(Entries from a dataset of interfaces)

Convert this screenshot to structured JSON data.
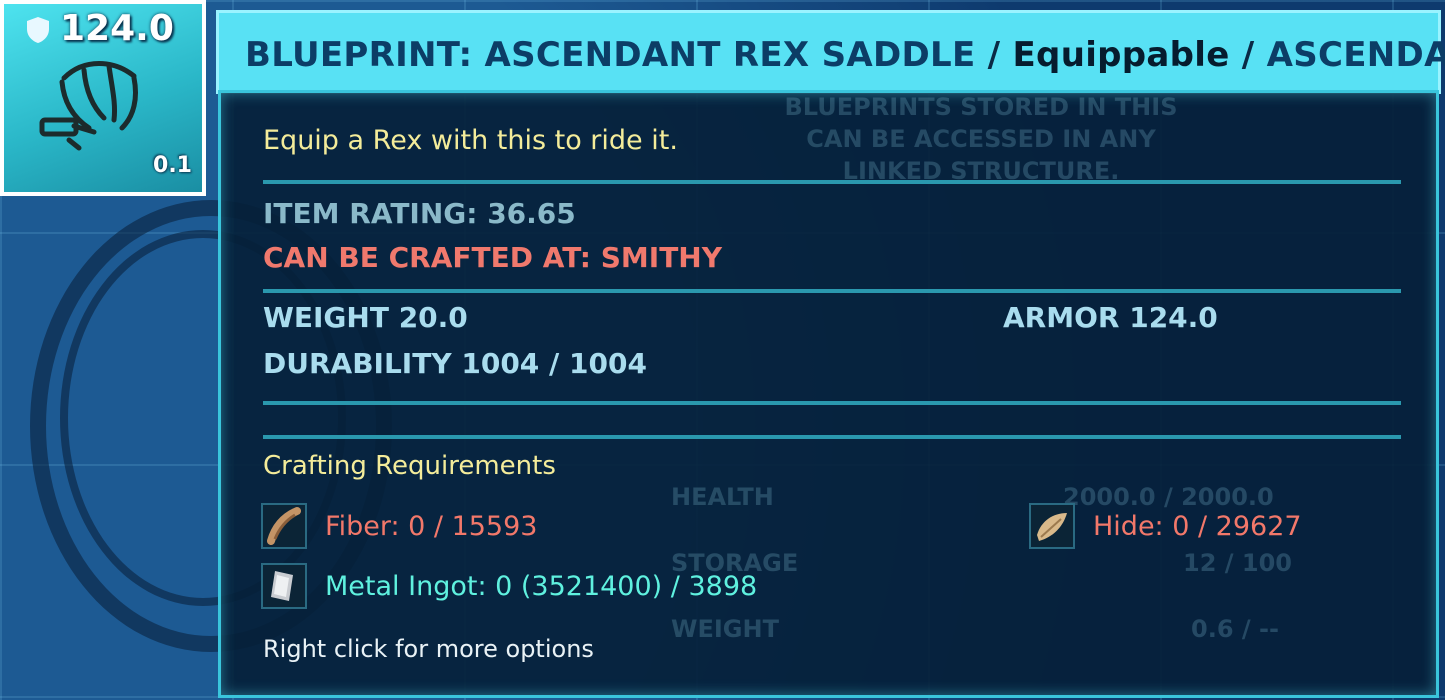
{
  "slot": {
    "armor_value": "124.0",
    "weight_value": "0.1",
    "icon": "saddle-icon",
    "badge_icon": "shield-icon"
  },
  "tooltip": {
    "title_name": "BLUEPRINT: ASCENDANT REX SADDLE",
    "title_sep1": " / ",
    "title_type": "Equippable",
    "title_sep2": " / ",
    "title_quality": "ASCENDANT",
    "description": "Equip a Rex with this to ride it.",
    "item_rating": "ITEM RATING: 36.65",
    "crafted_at": "CAN BE CRAFTED AT: SMITHY",
    "weight": "WEIGHT 20.0",
    "armor": "ARMOR 124.0",
    "durability": "DURABILITY 1004 / 1004",
    "requirements_title": "Crafting Requirements",
    "requirements": [
      {
        "label": "Fiber: 0 / 15593",
        "icon": "fiber-icon",
        "status_color": "#f2786a"
      },
      {
        "label": "Hide: 0 / 29627",
        "icon": "hide-icon",
        "status_color": "#f2786a"
      },
      {
        "label": "Metal Ingot: 0 (3521400) / 3898",
        "icon": "metal-ingot-icon",
        "status_color": "#5ff1df"
      }
    ],
    "hint": "Right click for more options"
  },
  "background_ghost": {
    "blueprint_note_line1": "BLUEPRINTS STORED IN THIS",
    "blueprint_note_line2": "CAN BE ACCESSED IN ANY",
    "blueprint_note_line3": "LINKED STRUCTURE.",
    "health_label": "HEALTH",
    "health_value": "2000.0 / 2000.0",
    "storage_label": "STORAGE",
    "storage_value": "12 / 100",
    "weight_label": "WEIGHT",
    "weight_value": "0.6 / --"
  },
  "colors": {
    "title_bg": "#58e1f4",
    "panel_border": "#3ac5dc",
    "description": "#f4ec9a",
    "danger": "#f2786a",
    "ok": "#5ff1df"
  }
}
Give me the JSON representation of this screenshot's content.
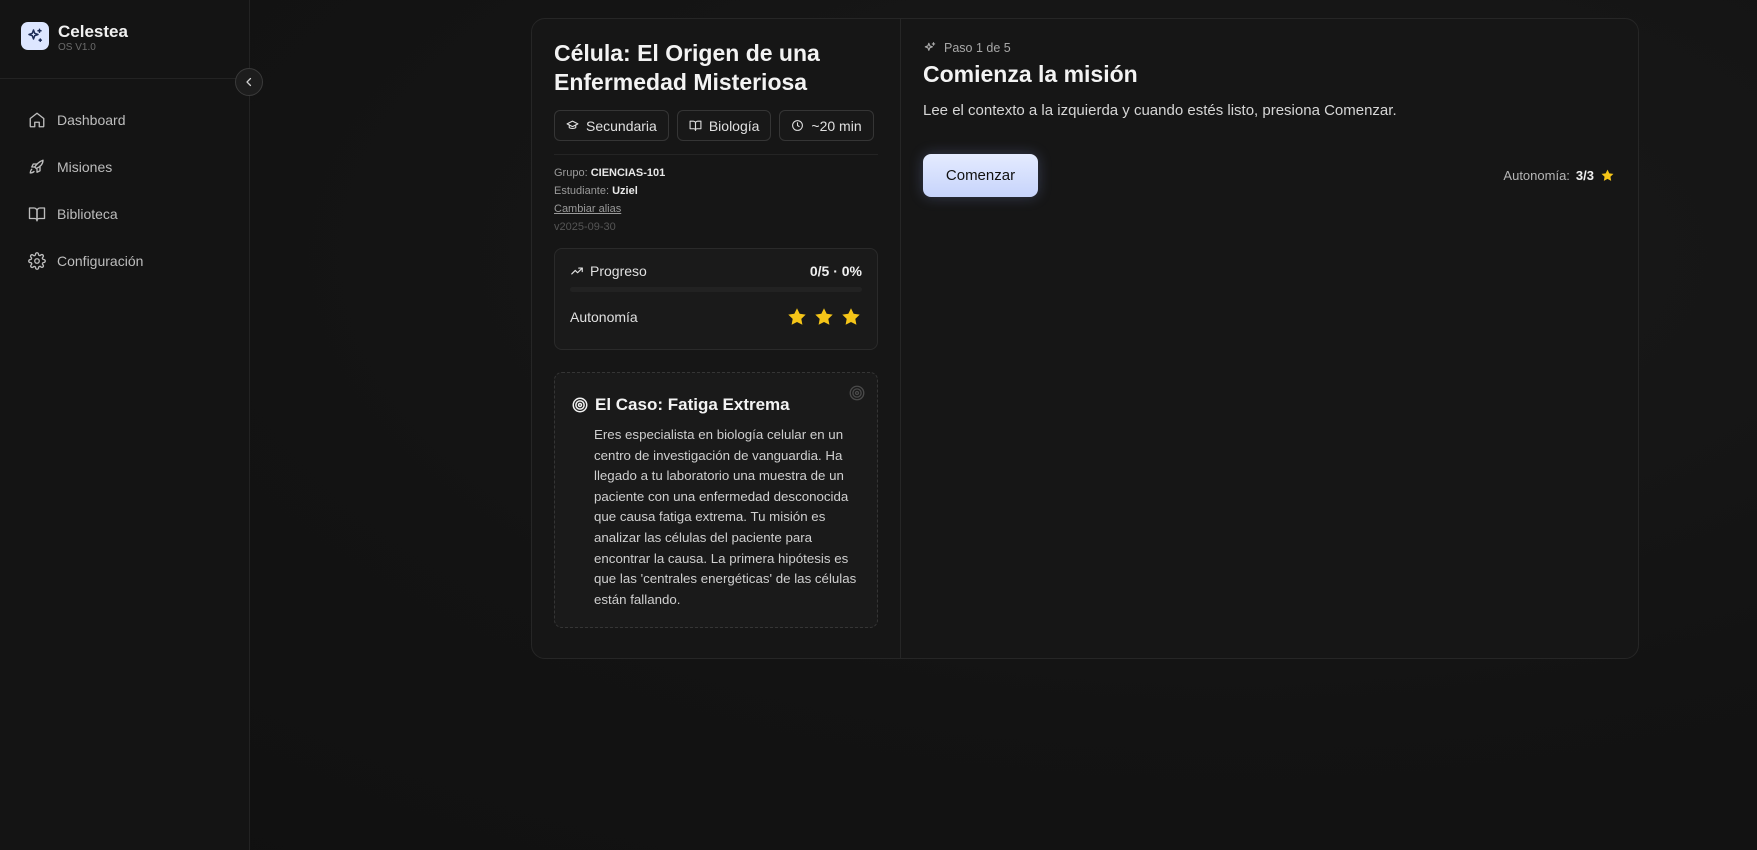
{
  "brand": {
    "name": "Celestea",
    "version": "OS V1.0"
  },
  "nav": {
    "items": [
      {
        "label": "Dashboard",
        "icon": "home-icon"
      },
      {
        "label": "Misiones",
        "icon": "rocket-icon"
      },
      {
        "label": "Biblioteca",
        "icon": "book-icon"
      },
      {
        "label": "Configuración",
        "icon": "gear-icon"
      }
    ]
  },
  "mission": {
    "title": "Célula: El Origen de una Enfermedad Misteriosa",
    "chips": [
      {
        "label": "Secundaria",
        "icon": "graduation-cap-icon"
      },
      {
        "label": "Biología",
        "icon": "book-open-icon"
      },
      {
        "label": "~20 min",
        "icon": "clock-icon"
      }
    ],
    "group_label": "Grupo:",
    "group_value": "CIENCIAS-101",
    "student_label": "Estudiante:",
    "student_value": "Uziel",
    "change_alias": "Cambiar alias",
    "version": "v2025-09-30"
  },
  "progress": {
    "label": "Progreso",
    "value": "0/5 · 0%",
    "percent": 0,
    "autonomy_label": "Autonomía",
    "stars": 3,
    "stars_max": 3
  },
  "case": {
    "title": "El Caso: Fatiga Extrema",
    "text": "Eres especialista en biología celular en un centro de investigación de vanguardia. Ha llegado a tu laboratorio una muestra de un paciente con una enfermedad desconocida que causa fatiga extrema. Tu misión es analizar las células del paciente para encontrar la causa. La primera hipótesis es que las 'centrales energéticas' de las células están fallando."
  },
  "step": {
    "label": "Paso 1 de 5",
    "title": "Comienza la misión",
    "description": "Lee el contexto a la izquierda y cuando estés listo, presiona Comenzar.",
    "start_button": "Comenzar",
    "autonomy_label": "Autonomía:",
    "autonomy_value": "3/3"
  },
  "colors": {
    "accent": "#c7d4fb",
    "star": "#f5c518"
  }
}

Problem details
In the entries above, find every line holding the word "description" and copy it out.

Answer to the exercise
    "description": "Equip a Rex with this to ride it.",
    "description": "#f4ec9a",
    "description": "Lee el contexto a la izquierda y cuando estés listo, presiona Comenzar.",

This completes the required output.